Such an investigation is not simply a matter for gratifying light intellectual curiosity, though. Jesus Himself said, “For unless you believe that I am He, you will die in your sins.” (John 8:24) God is purposefully offering all of us firm validation and verification regarding the Person and mission of His Son, Jesus Christ.
Now What about the Future?
If Jesus fulfilled such a mass of Old Testament predictions about One who would come to save mankind from our sins, it stands to reason that we can expect literal completion of Bible prophecies regarding the future return of Jesus and the consummation of human history according to His revealed word.
The Bible has much to say about the return of Christ and the changes that will ensue in human history. Briefly, here are a few key specifics.
- Believers in Jesus will be removed from the world before a time when God’s righteous wrath will be poured out on the world. (1 Thessalonians 4:13 – 5:11)
- As Matthew 24:21 says, “For then there will be great suffering unlike anything that has happened from the beginning of the world until now, or ever will happen.”
- At the end of this time of great suffering, Jesus Christ will personally and bodily return to the Mount of Olives in Jerusalem. (Zechariah 14:3-4; Acts 1:9-11)
- Jesus will personally rule over all the earth from Jerusalem for one thousand years. (Revelation 20:6)
- After the thousand years, there will be a last judgment of all those who have rejected the rights and authority of God and of His Christ. Anyone who has not wanted God will be eternally separated from God in what commonly is called hell. (Revelation 20:7-15)
- God will create a new heaven and a new earth in which there will be no more unrighteousness, pain, suffering, tears, or death. He will then live among mankind. He will be our God, and we will be His people. (Revelation 21:1-8)

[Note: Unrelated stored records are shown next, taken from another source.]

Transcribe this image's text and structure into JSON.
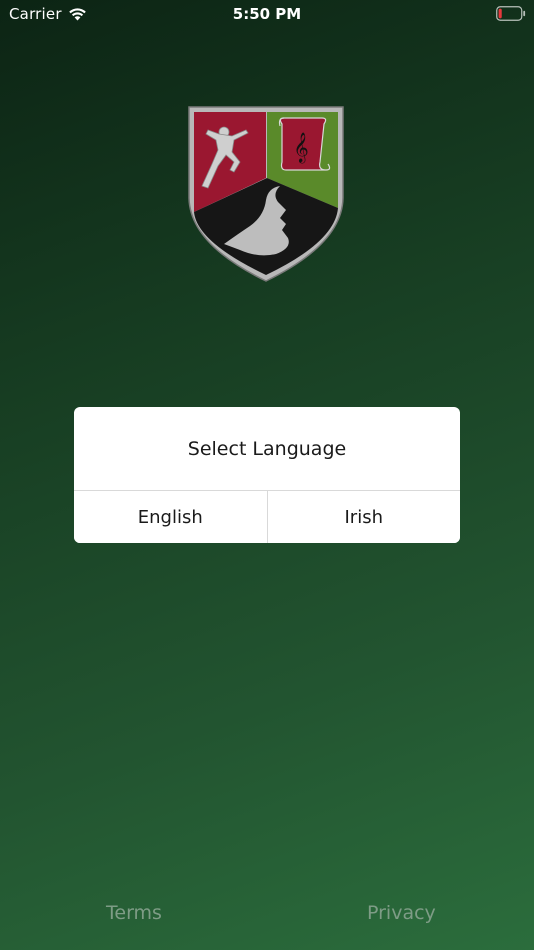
{
  "status_bar": {
    "carrier": "Carrier",
    "time": "5:50 PM",
    "battery_level": 0.1,
    "battery_color": "#e8383d"
  },
  "crest": {
    "icon": "school-crest-icon",
    "colors": {
      "red": "#9a1730",
      "green": "#5a8a2a",
      "black": "#161616",
      "silver": "#b4b4b4"
    }
  },
  "dialog": {
    "title": "Select Language",
    "buttons": [
      "English",
      "Irish"
    ]
  },
  "footer": {
    "terms": "Terms",
    "privacy": "Privacy"
  },
  "colors": {
    "background_top": "#0c2414",
    "background_bottom": "#2b6d3c",
    "footer_text": "#7e9c86"
  }
}
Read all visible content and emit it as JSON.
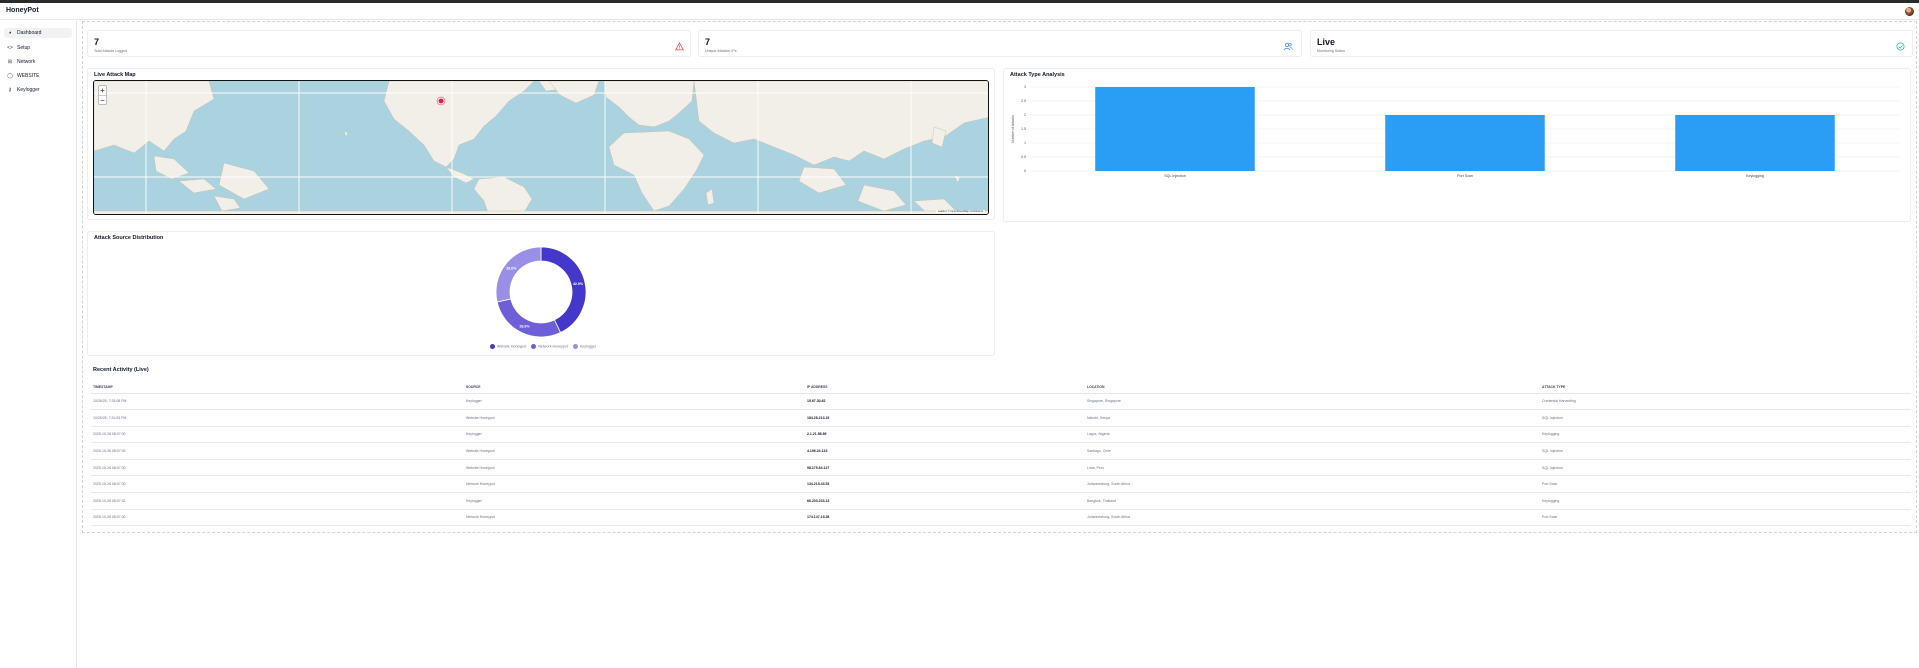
{
  "app": {
    "title": "HoneyPot"
  },
  "sidebar": {
    "items": [
      {
        "label": "Dashboard",
        "icon": "dashboard-icon",
        "active": true
      },
      {
        "label": "Setup",
        "icon": "setup-icon",
        "active": false
      },
      {
        "label": "Network",
        "icon": "network-icon",
        "active": false
      },
      {
        "label": "WEBSITE",
        "icon": "globe-icon",
        "active": false
      },
      {
        "label": "Keylogger",
        "icon": "key-icon",
        "active": false
      }
    ]
  },
  "stats": [
    {
      "value": "7",
      "label": "Total Attacks Logged",
      "icon": "warning-triangle-icon",
      "color": "#ef4444"
    },
    {
      "value": "7",
      "label": "Unique Attacker IPs",
      "icon": "users-icon",
      "color": "#3b82f6"
    },
    {
      "value": "Live",
      "label": "Monitoring Status",
      "icon": "check-circle-icon",
      "color": "#10b981"
    }
  ],
  "map": {
    "title": "Live Attack Map",
    "zoom_in": "+",
    "zoom_out": "−",
    "attribution": "Leaflet | © OpenStreetMap contributors"
  },
  "bar_panel": {
    "title": "Attack Type Analysis"
  },
  "donut_panel": {
    "title": "Attack Source Distribution"
  },
  "chart_data": [
    {
      "type": "bar",
      "title": "Attack Type Analysis",
      "categories": [
        "SQL Injection",
        "Port Scan",
        "Keylogging"
      ],
      "values": [
        3,
        2,
        2
      ],
      "ylabel": "Number of Attacks",
      "ylim": [
        0,
        3
      ],
      "yticks": [
        "0",
        "0.5",
        "1",
        "1.5",
        "2",
        "2.5",
        "3"
      ],
      "color": "#2a9df4",
      "grid": true
    },
    {
      "type": "pie",
      "title": "Attack Source Distribution",
      "labels": [
        "Website Honeypot",
        "Network Honeypot",
        "Keylogger"
      ],
      "values": [
        42.9,
        28.6,
        28.6
      ],
      "value_labels": [
        "42.9%",
        "28.6%",
        "28.6%"
      ],
      "colors": [
        "#4338ca",
        "#6e5fd8",
        "#9a8fe6"
      ],
      "legend": "bottom"
    }
  ],
  "activity": {
    "title": "Recent Activity (Live)",
    "columns": [
      "TIMESTAMP",
      "SOURCE",
      "IP ADDRESS",
      "LOCATION",
      "ATTACK TYPE"
    ],
    "rows": [
      [
        "10/26/25, 7:33:08 PM",
        "Keylogger",
        "15.67.30.62",
        "Singapore, Singapore",
        "Credential Harvesting"
      ],
      [
        "10/26/25, 7:31:53 PM",
        "Website Honeypot",
        "184.28.213.15",
        "Nairobi, Kenya",
        "SQL Injection"
      ],
      [
        "2025-10-26 08:07:30",
        "Keylogger",
        "2.1.21.58.89",
        "Lagos, Nigeria",
        "Keylogging"
      ],
      [
        "2025-10-26 08:07:33",
        "Website Honeypot",
        "4.196.24.133",
        "Santiago, Chile",
        "SQL Injection"
      ],
      [
        "2025-10-26 08:07:30",
        "Website Honeypot",
        "98.175.84.127",
        "Lima, Peru",
        "SQL Injection"
      ],
      [
        "2025-10-26 08:07:30",
        "Network Honeypot",
        "134.215.43.53",
        "Johannesburg, South Africa",
        "Port Scan"
      ],
      [
        "2025-10-26 08:07:32",
        "Keylogger",
        "66.203.233.13",
        "Bangkok, Thailand",
        "Keylogging"
      ],
      [
        "2025-10-26 08:07:30",
        "Network Honeypot",
        "174.147.15.28",
        "Johannesburg, South Africa",
        "Port Scan"
      ]
    ]
  }
}
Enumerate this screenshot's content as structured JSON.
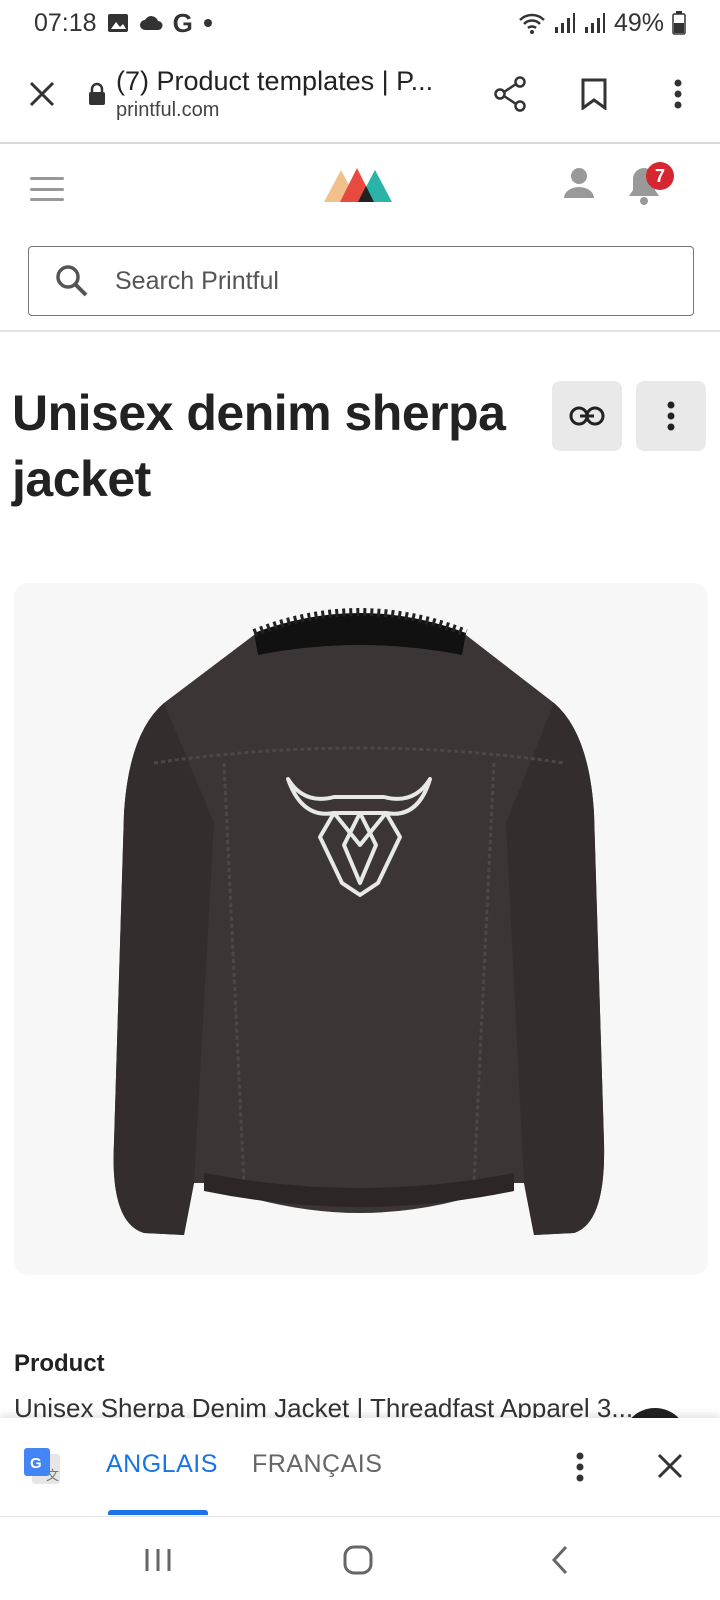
{
  "status_bar": {
    "time": "07:18",
    "battery": "49%"
  },
  "browser": {
    "tab_title": "(7) Product templates | P...",
    "domain": "printful.com"
  },
  "header": {
    "notification_count": "7"
  },
  "search": {
    "placeholder": "Search Printful"
  },
  "product": {
    "title": "Unisex denim sherpa jacket",
    "section_label": "Product",
    "description": "Unisex Sherpa Denim Jacket | Threadfast Apparel 3..."
  },
  "translate_bar": {
    "source_lang": "ANGLAIS",
    "target_lang": "FRANÇAIS"
  },
  "icons": [
    "gallery-icon",
    "cloud-icon",
    "google-icon",
    "wifi-icon",
    "signal-icon",
    "battery-icon",
    "close-icon",
    "lock-icon",
    "share-icon",
    "bookmark-icon",
    "more-vert-icon",
    "hamburger-icon",
    "user-icon",
    "bell-icon",
    "search-icon",
    "link-icon",
    "google-translate-icon",
    "recents-icon",
    "home-icon",
    "back-icon"
  ],
  "colors": {
    "accent_blue": "#1a73e8",
    "badge_red": "#d6262f",
    "logo_orange": "#f2c08a",
    "logo_red": "#e84a3f",
    "logo_teal": "#2ab3a6"
  }
}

I realize that this has been a lengthy pair of posts, but then again, when life is on the line, it is important to be clear about what is at stake.
In making a case for why people should believe in and not reject Jesus Christ, evidences have to be brought forth. The historical facts help establish the case.
- Books written many hundreds of years before the birth of Jesus of Nazareth made precise statements about a coming Messiah.
- Those predictions were literally fulfilled in the life of Jesus on earth. A great number of those predictions, such as the place of His birth, could not have been arranged by a purely human pretender to the role of Christ.
- If Jesus fulfilled hundreds of past predictions, then we can expect Him to fulfill the many predictions that are part of God’s future plan for mankind.
- These factors together make it more important than anything else that we turn to Jesus Christ in faith and receive His offer of everlasting life.
For Further Reading:
Lee Strobel, The Case for Christ:A Journalist’s Personal Investigation of the Evidence for Jesus, Zondervan, 1998.